» **WHAT THIS TASK INVOLVES**
Word for word, copy the listing below and leave out its images.

» **DATA FOR ANALYSIS**
*** Block opens ***

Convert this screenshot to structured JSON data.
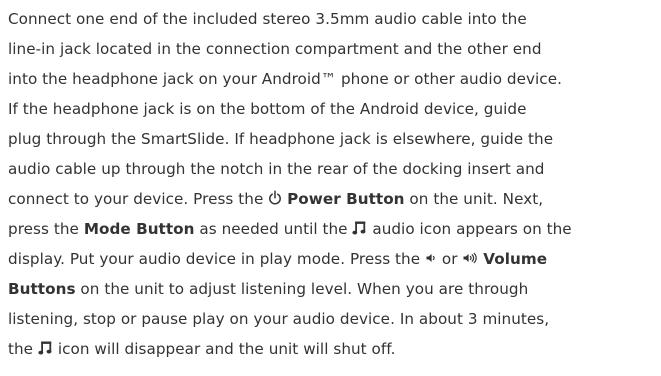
{
  "icons": {
    "power": "power-icon",
    "music_note": "music-note-icon",
    "volume_down": "volume-down-icon",
    "volume_up": "volume-up-icon"
  },
  "colors": {
    "text": "#333333",
    "background": "#ffffff"
  },
  "instructions": {
    "l1": "Connect one end of the included stereo 3.5mm audio cable into the",
    "l2": "line-in jack located in the connection compartment and the other end",
    "l3": "into the headphone jack on your Android™ phone or other audio device.",
    "l4": "If the headphone jack is on the bottom of the Android device, guide",
    "l5": "plug through the SmartSlide. If headphone jack is elsewhere, guide the",
    "l6": "audio cable up through the notch in the rear of the docking insert and",
    "l7a": "connect to your device. Press the ",
    "l7_power_button": "Power Button",
    "l7b": " on the unit. Next,",
    "l8a": "press the ",
    "l8_mode_button": "Mode Button",
    "l8b": " as needed until the ",
    "l8c": " audio icon appears on the",
    "l9": "display. Put your audio device in play mode. Press the ",
    "l9_or": " or ",
    "l9_volume": "Volume",
    "l10_buttons": "Buttons",
    "l10b": " on the unit to adjust listening level. When you are through",
    "l11": "listening, stop or pause play on your audio device.  In about 3 minutes,",
    "l12a": "the ",
    "l12b": " icon will disappear and the unit will shut off."
  }
}
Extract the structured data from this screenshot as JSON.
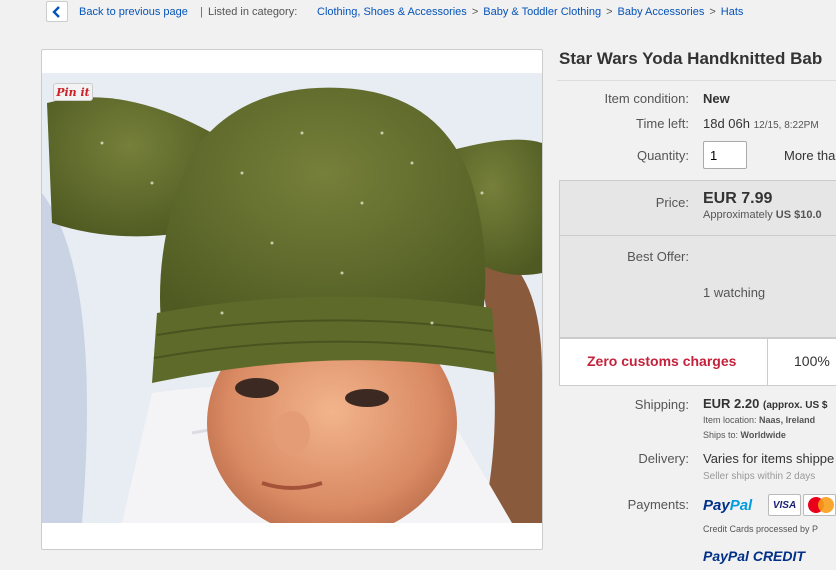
{
  "breadcrumb": {
    "back": "Back to previous page",
    "separator": "|",
    "listed": "Listed in category:",
    "crumbs": [
      "Clothing, Shoes & Accessories",
      "Baby & Toddler Clothing",
      "Baby Accessories",
      "Hats"
    ],
    "arrow": ">"
  },
  "pin_it": "Pin it",
  "item": {
    "title": "Star Wars Yoda Handknitted Bab",
    "condition_label": "Item condition:",
    "condition_value": "New",
    "time_label": "Time left:",
    "time_value": "18d 06h",
    "time_date": "12/15, 8:22PM",
    "quantity_label": "Quantity:",
    "quantity_value": "1",
    "more_than": "More tha"
  },
  "price": {
    "label": "Price:",
    "value": "EUR 7.99",
    "approx_prefix": "Approximately",
    "approx_value": "US $10.0",
    "best_offer_label": "Best Offer:",
    "watching": "1 watching"
  },
  "customs": {
    "text": "Zero customs charges",
    "right": "100% "
  },
  "shipping": {
    "label": "Shipping:",
    "value": "EUR 2.20",
    "approx": "(approx. US $",
    "location_label": "Item location:",
    "location_value": "Naas, Ireland",
    "ships_label": "Ships to:",
    "ships_value": "Worldwide"
  },
  "delivery": {
    "label": "Delivery:",
    "value": "Varies for items shippe",
    "note": "Seller ships within 2 days"
  },
  "payments": {
    "label": "Payments:",
    "paypal_a": "Pay",
    "paypal_b": "Pal",
    "visa": "VISA",
    "cards_note": "Credit Cards processed by P",
    "credit_a": "PayPal",
    "credit_b": "CREDIT"
  },
  "colors": {
    "link": "#0654ba",
    "customs_red": "#c4223c",
    "paypal_dark": "#003087",
    "paypal_light": "#009cde"
  }
}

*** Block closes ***

» **ANSWER TO THE PROBLEM**
Convert this screenshot to structured JSON data.
{
  "icons": {
    "power": "power-icon",
    "music_note": "music-note-icon",
    "volume_down": "volume-down-icon",
    "volume_up": "volume-up-icon"
  },
  "colors": {
    "text": "#333333",
    "background": "#ffffff"
  },
  "instructions": {
    "l1": "Connect one end of the included stereo 3.5mm audio cable into the",
    "l2": "line-in jack located in the connection compartment and the other end",
    "l3": "into the headphone jack on your Android™ phone or other audio device.",
    "l4": "If the headphone jack is on the bottom of the Android device, guide",
    "l5": "plug through the SmartSlide. If headphone jack is elsewhere, guide the",
    "l6": "audio cable up through the notch in the rear of the docking insert and",
    "l7a": "connect to your device. Press the ",
    "l7_power_button": "Power Button",
    "l7b": " on the unit. Next,",
    "l8a": "press the ",
    "l8_mode_button": "Mode Button",
    "l8b": " as needed until the ",
    "l8c": " audio icon appears on the",
    "l9": "display. Put your audio device in play mode. Press the ",
    "l9_or": " or ",
    "l9_volume": "Volume",
    "l10_buttons": "Buttons",
    "l10b": " on the unit to adjust listening level. When you are through",
    "l11": "listening, stop or pause play on your audio device.  In about 3 minutes,",
    "l12a": "the ",
    "l12b": " icon will disappear and the unit will shut off."
  }
}
Extract the structured data from this screenshot as JSON.
{
  "breadcrumb": {
    "back": "Back to previous page",
    "separator": "|",
    "listed": "Listed in category:",
    "crumbs": [
      "Clothing, Shoes & Accessories",
      "Baby & Toddler Clothing",
      "Baby Accessories",
      "Hats"
    ],
    "arrow": ">"
  },
  "pin_it": "Pin it",
  "item": {
    "title": "Star Wars Yoda Handknitted Bab",
    "condition_label": "Item condition:",
    "condition_value": "New",
    "time_label": "Time left:",
    "time_value": "18d 06h",
    "time_date": "12/15, 8:22PM",
    "quantity_label": "Quantity:",
    "quantity_value": "1",
    "more_than": "More tha"
  },
  "price": {
    "label": "Price:",
    "value": "EUR 7.99",
    "approx_prefix": "Approximately",
    "approx_value": "US $10.0",
    "best_offer_label": "Best Offer:",
    "watching": "1 watching"
  },
  "customs": {
    "text": "Zero customs charges",
    "right": "100% "
  },
  "shipping": {
    "label": "Shipping:",
    "value": "EUR 2.20",
    "approx": "(approx. US $",
    "location_label": "Item location:",
    "location_value": "Naas, Ireland",
    "ships_label": "Ships to:",
    "ships_value": "Worldwide"
  },
  "delivery": {
    "label": "Delivery:",
    "value": "Varies for items shippe",
    "note": "Seller ships within 2 days"
  },
  "payments": {
    "label": "Payments:",
    "paypal_a": "Pay",
    "paypal_b": "Pal",
    "visa": "VISA",
    "cards_note": "Credit Cards processed by P",
    "credit_a": "PayPal",
    "credit_b": "CREDIT"
  },
  "colors": {
    "link": "#0654ba",
    "customs_red": "#c4223c",
    "paypal_dark": "#003087",
    "paypal_light": "#009cde"
  }
}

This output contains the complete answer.